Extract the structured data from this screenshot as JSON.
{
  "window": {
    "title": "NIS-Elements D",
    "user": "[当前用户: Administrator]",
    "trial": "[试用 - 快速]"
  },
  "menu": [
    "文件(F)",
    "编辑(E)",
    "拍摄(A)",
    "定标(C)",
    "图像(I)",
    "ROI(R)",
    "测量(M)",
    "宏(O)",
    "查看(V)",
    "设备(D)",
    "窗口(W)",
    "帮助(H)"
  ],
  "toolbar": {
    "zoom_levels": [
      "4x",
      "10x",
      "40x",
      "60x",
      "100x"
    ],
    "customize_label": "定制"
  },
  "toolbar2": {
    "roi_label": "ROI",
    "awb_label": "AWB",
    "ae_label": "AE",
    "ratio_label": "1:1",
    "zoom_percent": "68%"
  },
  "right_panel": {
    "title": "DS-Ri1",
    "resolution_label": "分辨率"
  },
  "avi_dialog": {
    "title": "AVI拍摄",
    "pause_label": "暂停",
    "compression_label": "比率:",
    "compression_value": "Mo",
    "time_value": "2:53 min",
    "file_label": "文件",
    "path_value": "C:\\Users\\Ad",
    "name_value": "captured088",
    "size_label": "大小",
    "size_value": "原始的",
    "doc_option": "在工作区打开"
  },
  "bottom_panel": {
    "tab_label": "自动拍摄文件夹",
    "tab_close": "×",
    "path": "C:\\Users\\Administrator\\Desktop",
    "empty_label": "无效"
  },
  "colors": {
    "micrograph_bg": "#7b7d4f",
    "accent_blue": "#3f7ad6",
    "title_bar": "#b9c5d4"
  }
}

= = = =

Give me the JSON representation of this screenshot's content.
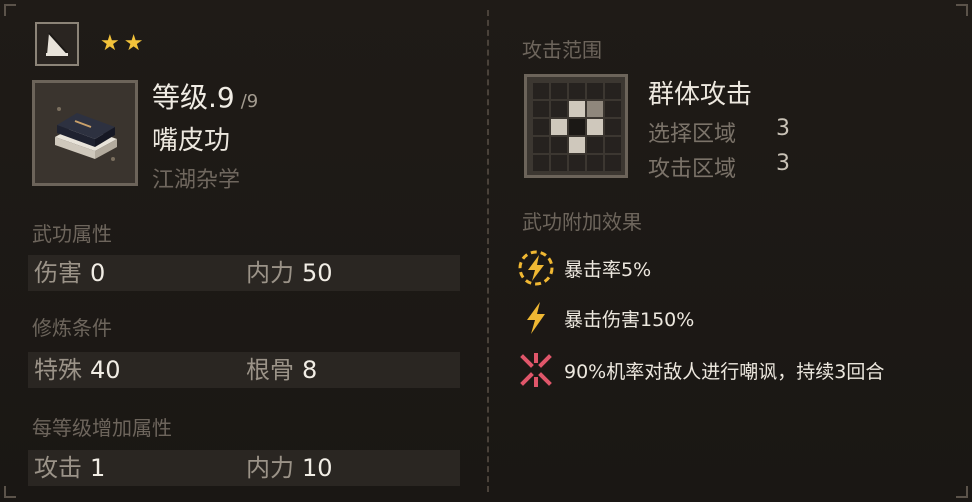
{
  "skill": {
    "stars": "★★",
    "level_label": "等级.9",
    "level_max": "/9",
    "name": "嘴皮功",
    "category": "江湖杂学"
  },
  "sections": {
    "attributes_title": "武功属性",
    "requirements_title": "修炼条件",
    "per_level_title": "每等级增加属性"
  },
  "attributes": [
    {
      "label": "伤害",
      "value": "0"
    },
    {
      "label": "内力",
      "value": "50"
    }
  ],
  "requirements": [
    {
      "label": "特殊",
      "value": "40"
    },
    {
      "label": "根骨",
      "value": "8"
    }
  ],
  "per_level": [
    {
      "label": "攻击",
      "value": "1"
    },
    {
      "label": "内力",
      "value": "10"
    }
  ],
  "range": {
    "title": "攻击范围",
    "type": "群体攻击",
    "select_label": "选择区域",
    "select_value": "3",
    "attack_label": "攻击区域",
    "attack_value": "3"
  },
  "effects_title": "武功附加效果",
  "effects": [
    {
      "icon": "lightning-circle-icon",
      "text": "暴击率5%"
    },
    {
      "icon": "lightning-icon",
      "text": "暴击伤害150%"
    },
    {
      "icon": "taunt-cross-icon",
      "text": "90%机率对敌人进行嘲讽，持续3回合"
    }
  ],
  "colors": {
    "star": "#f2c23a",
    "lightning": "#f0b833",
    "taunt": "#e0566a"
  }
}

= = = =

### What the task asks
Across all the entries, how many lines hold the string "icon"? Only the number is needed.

### Worked solution
3